I believe that Curveship and the example game Lost One may have just recieved their first roasting, thanks to the firepower of the S.S. Turgidity and the intrepid, enterprising player character Stiffy Makane. The “erotic adventures” that unfold in The Cavity of Time, released as part of the Indigo New Language Speed IF, allow you to jump everything within reach. And, just to be clear, to fuck all of those things. If you were offended just now, let me suggest that you don’t fire up this Choose-Your-Own-Adventure-style garden of fucking paths. Otherwise, this offering, written in the slick Undum system, may please you. Not like that. I mean it may amuse you.
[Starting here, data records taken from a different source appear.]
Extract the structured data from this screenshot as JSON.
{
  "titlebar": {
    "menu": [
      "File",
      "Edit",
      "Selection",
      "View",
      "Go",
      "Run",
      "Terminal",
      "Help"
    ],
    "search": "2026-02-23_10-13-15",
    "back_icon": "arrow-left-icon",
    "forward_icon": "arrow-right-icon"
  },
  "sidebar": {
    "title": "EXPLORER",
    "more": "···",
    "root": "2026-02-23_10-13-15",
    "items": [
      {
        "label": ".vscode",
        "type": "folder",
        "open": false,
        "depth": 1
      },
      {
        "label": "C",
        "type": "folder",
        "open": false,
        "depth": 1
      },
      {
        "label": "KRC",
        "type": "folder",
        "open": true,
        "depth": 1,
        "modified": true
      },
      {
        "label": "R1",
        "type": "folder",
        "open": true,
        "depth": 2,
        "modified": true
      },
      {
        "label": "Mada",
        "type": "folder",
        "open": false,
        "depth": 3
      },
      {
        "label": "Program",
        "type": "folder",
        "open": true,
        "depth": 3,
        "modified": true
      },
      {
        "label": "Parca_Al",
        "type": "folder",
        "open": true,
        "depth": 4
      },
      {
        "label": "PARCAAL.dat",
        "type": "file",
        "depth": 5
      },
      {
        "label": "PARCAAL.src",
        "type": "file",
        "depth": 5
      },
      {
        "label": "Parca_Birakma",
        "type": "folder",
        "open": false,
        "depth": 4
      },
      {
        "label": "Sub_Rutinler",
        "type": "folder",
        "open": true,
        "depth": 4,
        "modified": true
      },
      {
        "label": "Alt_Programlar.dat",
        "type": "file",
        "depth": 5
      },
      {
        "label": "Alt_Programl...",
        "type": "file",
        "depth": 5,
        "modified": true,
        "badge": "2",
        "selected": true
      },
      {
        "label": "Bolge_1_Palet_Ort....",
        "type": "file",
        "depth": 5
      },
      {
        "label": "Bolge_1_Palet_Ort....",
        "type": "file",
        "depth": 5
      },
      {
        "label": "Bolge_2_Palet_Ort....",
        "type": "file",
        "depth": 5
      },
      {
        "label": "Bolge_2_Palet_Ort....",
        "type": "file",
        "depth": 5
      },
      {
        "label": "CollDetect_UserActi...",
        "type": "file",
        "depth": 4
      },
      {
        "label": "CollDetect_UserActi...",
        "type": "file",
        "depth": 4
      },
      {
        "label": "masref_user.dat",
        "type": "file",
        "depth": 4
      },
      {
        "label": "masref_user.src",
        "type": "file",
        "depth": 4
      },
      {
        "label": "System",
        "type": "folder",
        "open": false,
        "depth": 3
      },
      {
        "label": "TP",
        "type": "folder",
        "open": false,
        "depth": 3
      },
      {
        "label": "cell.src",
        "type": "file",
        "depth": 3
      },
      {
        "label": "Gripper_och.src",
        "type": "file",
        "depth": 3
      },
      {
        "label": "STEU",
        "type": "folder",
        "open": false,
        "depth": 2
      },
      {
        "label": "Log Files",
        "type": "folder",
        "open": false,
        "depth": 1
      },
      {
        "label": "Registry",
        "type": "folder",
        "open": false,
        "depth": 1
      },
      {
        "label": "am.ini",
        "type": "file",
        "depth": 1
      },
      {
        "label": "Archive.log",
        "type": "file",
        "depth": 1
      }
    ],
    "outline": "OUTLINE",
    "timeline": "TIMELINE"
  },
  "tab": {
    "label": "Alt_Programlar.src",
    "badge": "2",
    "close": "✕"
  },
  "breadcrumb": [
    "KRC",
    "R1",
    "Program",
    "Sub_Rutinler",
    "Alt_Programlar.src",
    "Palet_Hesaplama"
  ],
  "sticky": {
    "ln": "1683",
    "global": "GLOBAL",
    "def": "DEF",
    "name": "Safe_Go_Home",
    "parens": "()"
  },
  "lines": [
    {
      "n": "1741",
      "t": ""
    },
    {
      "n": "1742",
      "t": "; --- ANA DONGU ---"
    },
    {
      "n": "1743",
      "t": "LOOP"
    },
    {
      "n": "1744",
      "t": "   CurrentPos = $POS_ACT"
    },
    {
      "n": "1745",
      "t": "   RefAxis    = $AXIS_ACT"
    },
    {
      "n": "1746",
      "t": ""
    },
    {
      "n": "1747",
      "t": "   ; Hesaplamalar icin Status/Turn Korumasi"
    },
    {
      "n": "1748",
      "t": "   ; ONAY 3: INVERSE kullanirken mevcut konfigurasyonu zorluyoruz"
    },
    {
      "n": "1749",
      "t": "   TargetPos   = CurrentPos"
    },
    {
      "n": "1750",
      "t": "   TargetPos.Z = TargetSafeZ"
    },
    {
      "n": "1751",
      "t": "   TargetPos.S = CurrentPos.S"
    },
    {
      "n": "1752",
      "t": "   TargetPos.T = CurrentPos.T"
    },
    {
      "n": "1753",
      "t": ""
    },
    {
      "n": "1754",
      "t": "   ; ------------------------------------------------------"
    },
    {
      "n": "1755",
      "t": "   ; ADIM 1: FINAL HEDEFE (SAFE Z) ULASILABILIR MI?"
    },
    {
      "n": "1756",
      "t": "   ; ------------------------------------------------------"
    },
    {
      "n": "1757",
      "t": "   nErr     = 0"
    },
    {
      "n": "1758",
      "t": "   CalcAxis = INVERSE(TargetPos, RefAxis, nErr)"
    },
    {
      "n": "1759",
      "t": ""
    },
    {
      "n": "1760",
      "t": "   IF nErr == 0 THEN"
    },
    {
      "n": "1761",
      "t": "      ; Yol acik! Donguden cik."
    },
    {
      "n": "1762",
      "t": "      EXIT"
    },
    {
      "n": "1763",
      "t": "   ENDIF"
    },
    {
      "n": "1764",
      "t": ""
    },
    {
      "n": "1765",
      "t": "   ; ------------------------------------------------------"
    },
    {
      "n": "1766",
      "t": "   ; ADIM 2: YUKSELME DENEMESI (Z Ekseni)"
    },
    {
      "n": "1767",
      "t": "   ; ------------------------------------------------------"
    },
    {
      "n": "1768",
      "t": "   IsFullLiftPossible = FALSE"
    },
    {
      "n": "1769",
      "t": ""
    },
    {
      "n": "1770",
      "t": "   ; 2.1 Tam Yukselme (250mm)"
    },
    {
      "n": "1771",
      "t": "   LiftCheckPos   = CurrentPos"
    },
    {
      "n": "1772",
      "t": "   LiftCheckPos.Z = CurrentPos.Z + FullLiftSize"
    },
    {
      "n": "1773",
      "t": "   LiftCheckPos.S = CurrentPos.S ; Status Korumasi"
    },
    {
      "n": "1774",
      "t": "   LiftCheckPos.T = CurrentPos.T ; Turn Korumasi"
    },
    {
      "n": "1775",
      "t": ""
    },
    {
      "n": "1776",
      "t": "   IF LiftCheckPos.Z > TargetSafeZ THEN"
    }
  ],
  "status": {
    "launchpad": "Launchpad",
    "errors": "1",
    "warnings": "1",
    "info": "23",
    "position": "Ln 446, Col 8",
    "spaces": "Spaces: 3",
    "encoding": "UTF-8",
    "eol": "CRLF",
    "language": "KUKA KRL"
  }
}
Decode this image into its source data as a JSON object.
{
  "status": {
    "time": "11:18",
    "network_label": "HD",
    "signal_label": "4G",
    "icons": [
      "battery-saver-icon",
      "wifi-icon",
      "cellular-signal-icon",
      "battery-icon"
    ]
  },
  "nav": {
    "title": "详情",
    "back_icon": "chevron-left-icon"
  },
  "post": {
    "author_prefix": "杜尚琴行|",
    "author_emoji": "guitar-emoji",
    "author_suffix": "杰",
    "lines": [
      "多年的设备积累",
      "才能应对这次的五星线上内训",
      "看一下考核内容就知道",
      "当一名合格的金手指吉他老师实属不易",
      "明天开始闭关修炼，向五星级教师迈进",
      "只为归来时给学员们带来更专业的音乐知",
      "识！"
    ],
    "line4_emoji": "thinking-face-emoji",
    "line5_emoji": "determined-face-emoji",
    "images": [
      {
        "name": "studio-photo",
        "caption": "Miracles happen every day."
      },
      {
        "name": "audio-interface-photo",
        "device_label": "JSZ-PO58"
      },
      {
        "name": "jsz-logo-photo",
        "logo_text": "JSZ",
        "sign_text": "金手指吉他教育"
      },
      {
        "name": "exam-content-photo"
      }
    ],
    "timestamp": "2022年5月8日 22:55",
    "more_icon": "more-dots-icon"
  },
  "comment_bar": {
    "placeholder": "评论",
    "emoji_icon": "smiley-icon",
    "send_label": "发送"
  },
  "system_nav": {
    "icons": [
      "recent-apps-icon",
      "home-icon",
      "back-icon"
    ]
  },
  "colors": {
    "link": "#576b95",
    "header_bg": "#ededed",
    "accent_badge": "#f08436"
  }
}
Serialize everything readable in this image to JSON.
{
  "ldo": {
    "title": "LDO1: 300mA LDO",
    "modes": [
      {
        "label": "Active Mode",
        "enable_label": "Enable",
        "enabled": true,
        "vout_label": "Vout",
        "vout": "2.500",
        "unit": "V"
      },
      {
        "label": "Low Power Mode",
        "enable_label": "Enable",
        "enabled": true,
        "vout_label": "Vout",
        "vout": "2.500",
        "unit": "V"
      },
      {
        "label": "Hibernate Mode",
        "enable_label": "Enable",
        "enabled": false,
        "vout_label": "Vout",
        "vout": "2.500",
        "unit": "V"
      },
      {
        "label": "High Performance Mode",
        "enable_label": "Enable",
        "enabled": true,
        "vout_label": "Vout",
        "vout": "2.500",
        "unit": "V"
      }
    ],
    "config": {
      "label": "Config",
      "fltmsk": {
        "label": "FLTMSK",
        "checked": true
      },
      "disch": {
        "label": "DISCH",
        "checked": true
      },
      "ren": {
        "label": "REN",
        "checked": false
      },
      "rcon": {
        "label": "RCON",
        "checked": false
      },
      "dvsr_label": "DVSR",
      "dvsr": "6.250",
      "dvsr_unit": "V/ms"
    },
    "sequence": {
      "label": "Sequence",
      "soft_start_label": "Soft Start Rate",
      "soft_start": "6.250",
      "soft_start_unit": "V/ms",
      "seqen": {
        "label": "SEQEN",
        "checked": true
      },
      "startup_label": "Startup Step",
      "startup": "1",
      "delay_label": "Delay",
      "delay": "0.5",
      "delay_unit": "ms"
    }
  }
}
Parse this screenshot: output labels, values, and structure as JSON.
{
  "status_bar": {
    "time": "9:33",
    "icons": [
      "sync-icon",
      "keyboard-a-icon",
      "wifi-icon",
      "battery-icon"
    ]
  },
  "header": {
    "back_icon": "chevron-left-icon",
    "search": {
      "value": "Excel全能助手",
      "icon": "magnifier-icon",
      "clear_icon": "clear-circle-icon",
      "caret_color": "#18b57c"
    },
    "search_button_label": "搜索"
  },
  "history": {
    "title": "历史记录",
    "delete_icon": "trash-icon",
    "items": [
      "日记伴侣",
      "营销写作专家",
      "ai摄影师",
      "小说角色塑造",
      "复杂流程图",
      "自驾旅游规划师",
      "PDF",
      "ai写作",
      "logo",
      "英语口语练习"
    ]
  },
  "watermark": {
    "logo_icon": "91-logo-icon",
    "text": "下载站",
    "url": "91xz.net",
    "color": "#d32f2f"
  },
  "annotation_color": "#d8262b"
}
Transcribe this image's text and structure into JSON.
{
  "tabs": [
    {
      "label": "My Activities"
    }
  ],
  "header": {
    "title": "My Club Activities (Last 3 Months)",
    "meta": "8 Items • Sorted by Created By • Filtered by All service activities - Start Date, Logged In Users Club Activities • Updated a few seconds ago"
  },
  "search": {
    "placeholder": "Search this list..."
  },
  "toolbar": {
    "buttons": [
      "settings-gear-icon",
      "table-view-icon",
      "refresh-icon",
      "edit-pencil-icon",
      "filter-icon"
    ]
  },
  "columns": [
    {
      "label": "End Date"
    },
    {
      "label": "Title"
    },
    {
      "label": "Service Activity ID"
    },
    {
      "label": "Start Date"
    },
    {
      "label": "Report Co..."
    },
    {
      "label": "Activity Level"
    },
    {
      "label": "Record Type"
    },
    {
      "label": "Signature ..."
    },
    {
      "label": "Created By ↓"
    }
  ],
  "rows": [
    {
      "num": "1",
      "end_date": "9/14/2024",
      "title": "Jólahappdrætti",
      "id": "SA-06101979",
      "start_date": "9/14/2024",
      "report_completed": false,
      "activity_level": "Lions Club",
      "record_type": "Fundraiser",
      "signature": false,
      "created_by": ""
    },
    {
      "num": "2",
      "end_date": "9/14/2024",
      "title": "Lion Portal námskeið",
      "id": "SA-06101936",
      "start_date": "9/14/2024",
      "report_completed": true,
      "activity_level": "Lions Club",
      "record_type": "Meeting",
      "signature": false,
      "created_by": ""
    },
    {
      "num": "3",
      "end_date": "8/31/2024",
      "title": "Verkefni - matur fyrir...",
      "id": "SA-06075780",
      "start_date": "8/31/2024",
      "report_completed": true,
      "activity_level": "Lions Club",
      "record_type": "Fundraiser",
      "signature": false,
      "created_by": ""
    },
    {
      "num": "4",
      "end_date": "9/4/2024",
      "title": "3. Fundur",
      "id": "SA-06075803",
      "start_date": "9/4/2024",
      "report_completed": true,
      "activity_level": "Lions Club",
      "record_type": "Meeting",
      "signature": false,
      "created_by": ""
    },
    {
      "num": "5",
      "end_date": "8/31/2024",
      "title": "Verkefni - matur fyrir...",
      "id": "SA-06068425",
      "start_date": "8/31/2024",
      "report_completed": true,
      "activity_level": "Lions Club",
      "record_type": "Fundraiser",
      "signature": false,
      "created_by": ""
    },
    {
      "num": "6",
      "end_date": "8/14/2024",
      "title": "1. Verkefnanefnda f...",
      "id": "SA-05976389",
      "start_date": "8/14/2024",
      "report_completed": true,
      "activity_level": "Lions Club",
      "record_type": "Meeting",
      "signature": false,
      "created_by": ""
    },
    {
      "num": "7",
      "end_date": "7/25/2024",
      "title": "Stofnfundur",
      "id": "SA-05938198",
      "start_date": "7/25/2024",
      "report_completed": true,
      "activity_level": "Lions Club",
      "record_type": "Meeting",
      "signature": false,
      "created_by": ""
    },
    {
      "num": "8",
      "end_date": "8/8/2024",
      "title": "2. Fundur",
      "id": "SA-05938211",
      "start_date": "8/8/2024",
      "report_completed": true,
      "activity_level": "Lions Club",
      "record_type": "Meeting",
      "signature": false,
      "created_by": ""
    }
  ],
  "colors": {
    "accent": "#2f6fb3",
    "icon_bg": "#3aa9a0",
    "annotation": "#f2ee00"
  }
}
Here’s a snippet from the beginning of the “Hip Curves” section:
The professor notices something about the device-shaped object.
That was immediately before a glass was refreshed.
The professor will be making a comment about focus.
A dial is being turned.
“Sorry about that,” he says. “What I was trying to say is that the tense shifts you are experiencing are the results of a local fluctuation in the field exerted by Hip Curves, my most diabolical erotic creation. Can I interest you in a mojito, by the way? There you go.”
I feel that in addition to commenting upon this reference, I must also invite you – if you are one of the non-offended – to plunge into the work in the question, if it doesn’t offend your morals. Please, drill Sam Kabo Ashwell’s Cavity.
Interactive fiction aficianados who aren’t at MiT7 (Media in Transition 7) and who thus missed Jaroslav Svelch’s excellent presentation – please check out the corresponding paper which he’s helpfully placed online: “Indiana Jones Fights the Communist Police: Text Adventures as a Transitional Media Form in the 1980s Czechoslovakia.”